Catherine Creamer, executive director of ArtPrize, called the art event a "grand expriment and a social experiment" that has grown into a crowd-pleaser.
"ArtPrize started as a grand experiment and a social experiment," Creamer said. "It's proven to be a wilder, bigger, success than anyone had imagined," she said Thursday during an Lansing Economic Club luncheon presented by the Lansing Regional Chamber of Commerce.
The fourth annual ArtPrize brought about 322,000 visitors to Grand Rapids over the course of a 19-day, citywide event in 2011. More than 1,500 artists took part and $498,000 in prizes were awarded to artists, based on public voting.
Creamer took over as executive director of ArtPrize in March 2010 with a goal of making it self-sustaining and expanding its educational outreach.
"It's really about catalyzing community," Creamer said. "We're a technology platform that expresses itself as an event.

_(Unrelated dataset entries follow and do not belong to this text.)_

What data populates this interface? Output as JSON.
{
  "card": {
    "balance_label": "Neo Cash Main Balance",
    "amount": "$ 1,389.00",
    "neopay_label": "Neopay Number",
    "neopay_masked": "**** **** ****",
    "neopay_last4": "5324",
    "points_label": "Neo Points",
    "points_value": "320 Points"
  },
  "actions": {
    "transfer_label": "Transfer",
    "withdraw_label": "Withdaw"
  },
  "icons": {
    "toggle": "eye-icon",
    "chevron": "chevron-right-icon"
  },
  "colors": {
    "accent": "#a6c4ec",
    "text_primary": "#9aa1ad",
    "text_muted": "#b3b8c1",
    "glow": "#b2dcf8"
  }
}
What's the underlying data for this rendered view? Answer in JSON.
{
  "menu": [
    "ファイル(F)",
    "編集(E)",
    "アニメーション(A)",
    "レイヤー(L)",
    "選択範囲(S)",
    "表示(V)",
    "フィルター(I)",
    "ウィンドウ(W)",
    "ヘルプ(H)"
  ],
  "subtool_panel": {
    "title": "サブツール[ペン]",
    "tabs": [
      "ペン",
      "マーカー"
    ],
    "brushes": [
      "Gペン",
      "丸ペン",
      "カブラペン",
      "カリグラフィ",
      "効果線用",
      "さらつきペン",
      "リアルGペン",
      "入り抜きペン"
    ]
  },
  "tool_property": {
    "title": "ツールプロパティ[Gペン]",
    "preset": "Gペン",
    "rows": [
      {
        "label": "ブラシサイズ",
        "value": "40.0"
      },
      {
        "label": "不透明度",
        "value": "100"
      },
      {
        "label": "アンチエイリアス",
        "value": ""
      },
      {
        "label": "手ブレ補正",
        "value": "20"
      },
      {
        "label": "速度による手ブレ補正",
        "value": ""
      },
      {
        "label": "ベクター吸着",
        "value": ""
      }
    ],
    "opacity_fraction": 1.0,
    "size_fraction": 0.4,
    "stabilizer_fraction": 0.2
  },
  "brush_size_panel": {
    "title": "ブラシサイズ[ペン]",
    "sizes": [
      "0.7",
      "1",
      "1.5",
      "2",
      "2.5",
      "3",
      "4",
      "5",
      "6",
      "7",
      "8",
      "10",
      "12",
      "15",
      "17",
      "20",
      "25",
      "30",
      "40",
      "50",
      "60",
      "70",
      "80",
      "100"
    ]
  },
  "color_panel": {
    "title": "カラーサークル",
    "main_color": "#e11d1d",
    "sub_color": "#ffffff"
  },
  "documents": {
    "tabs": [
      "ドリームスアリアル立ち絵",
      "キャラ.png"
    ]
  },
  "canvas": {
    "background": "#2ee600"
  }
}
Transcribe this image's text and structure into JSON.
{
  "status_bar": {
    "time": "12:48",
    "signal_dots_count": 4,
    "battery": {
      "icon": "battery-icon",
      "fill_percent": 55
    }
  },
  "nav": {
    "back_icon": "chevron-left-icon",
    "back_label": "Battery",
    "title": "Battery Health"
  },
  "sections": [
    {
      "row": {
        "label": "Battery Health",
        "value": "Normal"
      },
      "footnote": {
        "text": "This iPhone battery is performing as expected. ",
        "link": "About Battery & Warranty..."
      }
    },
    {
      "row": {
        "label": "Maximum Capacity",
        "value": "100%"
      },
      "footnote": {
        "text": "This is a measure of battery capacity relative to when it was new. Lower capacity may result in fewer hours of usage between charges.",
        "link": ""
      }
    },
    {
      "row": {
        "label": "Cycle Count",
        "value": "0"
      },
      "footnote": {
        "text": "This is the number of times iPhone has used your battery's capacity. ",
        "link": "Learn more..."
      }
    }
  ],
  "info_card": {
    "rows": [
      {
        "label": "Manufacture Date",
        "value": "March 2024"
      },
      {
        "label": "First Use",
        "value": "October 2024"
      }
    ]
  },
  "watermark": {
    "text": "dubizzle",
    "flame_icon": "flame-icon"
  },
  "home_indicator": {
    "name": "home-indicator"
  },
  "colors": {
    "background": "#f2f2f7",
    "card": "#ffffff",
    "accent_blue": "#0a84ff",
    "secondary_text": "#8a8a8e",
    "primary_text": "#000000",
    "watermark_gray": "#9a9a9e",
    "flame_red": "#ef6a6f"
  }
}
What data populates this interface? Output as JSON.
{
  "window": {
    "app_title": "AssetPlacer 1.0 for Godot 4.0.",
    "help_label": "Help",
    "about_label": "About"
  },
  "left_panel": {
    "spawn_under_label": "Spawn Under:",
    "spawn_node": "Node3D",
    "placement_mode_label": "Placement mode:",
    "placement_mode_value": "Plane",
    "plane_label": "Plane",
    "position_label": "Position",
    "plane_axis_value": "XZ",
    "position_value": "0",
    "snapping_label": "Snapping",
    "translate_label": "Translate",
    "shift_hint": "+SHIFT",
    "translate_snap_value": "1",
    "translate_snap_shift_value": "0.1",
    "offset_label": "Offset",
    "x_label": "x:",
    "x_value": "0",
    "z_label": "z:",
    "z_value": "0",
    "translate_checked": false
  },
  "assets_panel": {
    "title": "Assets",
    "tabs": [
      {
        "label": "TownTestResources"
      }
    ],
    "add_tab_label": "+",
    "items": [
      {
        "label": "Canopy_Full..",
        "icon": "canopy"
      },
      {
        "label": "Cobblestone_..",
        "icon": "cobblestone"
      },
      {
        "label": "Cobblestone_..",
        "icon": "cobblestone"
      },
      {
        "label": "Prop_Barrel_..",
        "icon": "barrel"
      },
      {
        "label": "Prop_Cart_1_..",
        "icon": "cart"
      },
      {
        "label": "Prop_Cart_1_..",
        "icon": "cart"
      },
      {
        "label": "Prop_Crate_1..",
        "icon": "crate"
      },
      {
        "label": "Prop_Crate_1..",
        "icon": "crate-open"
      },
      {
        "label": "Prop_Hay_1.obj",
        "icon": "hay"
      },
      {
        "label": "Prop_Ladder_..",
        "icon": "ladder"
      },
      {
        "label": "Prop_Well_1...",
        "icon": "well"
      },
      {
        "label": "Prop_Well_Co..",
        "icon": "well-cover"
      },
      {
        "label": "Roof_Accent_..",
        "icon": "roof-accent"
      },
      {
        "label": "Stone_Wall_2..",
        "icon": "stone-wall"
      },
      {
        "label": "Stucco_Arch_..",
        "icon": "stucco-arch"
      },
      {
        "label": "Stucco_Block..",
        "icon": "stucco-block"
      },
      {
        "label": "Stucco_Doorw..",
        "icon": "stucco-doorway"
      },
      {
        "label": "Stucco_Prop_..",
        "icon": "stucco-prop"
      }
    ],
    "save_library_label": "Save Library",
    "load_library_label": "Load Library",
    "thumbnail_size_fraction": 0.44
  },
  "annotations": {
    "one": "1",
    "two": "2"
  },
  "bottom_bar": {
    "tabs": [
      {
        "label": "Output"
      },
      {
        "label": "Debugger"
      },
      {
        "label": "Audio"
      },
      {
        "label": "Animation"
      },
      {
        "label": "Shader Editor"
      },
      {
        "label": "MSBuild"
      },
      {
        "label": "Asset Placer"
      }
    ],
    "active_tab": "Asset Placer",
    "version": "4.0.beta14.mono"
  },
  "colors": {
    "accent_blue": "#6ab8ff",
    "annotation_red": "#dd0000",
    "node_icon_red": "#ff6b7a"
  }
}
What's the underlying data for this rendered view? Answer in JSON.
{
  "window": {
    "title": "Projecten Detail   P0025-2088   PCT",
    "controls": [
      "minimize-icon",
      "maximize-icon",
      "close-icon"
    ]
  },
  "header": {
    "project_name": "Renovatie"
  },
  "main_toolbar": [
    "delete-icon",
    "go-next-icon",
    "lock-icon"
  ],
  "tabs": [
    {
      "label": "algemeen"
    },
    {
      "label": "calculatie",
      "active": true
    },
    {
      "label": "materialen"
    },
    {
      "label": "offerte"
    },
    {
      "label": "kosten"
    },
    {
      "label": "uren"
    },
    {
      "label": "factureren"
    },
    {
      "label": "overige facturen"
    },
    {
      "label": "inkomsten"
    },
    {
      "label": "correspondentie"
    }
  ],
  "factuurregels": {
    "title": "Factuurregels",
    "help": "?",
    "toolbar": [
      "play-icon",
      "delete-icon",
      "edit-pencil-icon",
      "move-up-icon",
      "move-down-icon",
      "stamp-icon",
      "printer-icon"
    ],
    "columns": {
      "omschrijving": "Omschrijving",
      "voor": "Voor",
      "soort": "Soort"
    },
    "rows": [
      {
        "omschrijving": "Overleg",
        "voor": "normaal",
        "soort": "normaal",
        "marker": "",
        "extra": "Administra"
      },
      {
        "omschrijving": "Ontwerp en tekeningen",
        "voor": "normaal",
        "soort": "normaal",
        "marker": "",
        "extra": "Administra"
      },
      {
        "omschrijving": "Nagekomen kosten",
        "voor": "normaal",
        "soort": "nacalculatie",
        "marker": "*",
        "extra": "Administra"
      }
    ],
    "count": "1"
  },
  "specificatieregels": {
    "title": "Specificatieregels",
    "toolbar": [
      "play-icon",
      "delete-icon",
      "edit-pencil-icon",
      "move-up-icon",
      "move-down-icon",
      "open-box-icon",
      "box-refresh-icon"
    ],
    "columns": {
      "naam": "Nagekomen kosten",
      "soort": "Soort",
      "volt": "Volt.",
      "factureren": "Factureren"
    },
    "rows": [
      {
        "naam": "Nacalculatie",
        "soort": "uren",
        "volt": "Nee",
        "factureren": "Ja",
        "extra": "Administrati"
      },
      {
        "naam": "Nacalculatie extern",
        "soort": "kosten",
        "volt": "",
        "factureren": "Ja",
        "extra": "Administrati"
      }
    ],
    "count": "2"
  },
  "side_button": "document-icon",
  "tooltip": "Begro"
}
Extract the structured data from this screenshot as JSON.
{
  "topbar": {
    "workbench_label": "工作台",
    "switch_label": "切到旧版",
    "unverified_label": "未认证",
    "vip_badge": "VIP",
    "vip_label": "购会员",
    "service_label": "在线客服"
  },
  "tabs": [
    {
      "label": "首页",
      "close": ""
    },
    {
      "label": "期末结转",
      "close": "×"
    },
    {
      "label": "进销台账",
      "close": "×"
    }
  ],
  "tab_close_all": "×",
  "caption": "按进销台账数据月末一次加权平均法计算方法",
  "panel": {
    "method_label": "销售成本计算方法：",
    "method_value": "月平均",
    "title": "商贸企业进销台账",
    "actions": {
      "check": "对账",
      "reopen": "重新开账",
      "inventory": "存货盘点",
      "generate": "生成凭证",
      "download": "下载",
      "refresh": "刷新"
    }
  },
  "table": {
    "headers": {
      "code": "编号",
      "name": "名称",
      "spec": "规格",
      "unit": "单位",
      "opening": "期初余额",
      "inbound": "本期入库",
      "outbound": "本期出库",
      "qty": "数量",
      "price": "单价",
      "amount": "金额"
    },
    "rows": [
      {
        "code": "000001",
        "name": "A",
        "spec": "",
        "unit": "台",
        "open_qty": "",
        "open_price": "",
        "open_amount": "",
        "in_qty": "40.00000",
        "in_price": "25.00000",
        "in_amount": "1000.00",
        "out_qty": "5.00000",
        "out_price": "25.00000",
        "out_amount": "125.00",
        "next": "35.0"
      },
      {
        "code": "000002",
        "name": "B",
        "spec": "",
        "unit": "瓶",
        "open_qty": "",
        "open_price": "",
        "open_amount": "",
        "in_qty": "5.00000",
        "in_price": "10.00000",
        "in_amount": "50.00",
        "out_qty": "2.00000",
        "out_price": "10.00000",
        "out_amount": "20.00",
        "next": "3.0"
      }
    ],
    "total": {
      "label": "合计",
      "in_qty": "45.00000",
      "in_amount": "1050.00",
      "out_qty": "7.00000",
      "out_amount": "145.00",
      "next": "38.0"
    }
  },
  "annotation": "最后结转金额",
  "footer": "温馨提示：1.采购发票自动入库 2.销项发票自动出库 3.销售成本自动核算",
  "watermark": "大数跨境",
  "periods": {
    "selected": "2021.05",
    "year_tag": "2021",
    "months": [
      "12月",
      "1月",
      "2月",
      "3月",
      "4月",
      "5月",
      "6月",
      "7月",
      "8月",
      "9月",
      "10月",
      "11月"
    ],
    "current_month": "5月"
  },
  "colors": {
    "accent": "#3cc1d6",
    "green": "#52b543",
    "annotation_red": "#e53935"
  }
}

We don't provide any content. We develop a platform and then ideas perch on it.
"I think what communities can take from that is that sometimes when you leave behind few rules and a light framework it allows for communities to get creative."
Creamer began her career as a textile artist in New York City. She has worked as a business executive, entrepreneur and educator. She focused her presentation to Lansing business leaders on how ArtPrize exemplifies that the nexus of art and business is a reliable sweet spot for economic development.
"I think any artist can do well by understanding what the needs of business are and any business can do well by being very creative," Creamer said. "Making sure that the creative voice is always there around the table while you have other decisions going on will have a richness and a success that's not predictable."
Jennifer Middlin visited ArtPrize last year and plans to take her family to explore the citywide competition again. Middlin is director of marketing and new media for Ciesa Design in Lansing's Old Town neighborhood and has been an integral organizer behind bringing to Lansing creative events such as TEDx and Ignite.
"What I like about how they do it is that it's in different parts of the community and it gets people to go from downtown central out to the Frederik Meijer Gardens," Middlin said about ArtPrize.
"It takes you through the city. I think that what that can do for things like restaurants and bars that are in between those spaces is phenomenal.
"I shopped at stores I never would have shopped at, I ate at restaurants I never would have eaten at because of ArtPrize."
Middlin said attempting a copycat ArtPrize event isn't the answer for Lansing, but believes there are lessons to be learned from its success.
"I love the idea of letting it kind of take on a life of its own and then seeing from there what works and what doesn't work," Middlin said.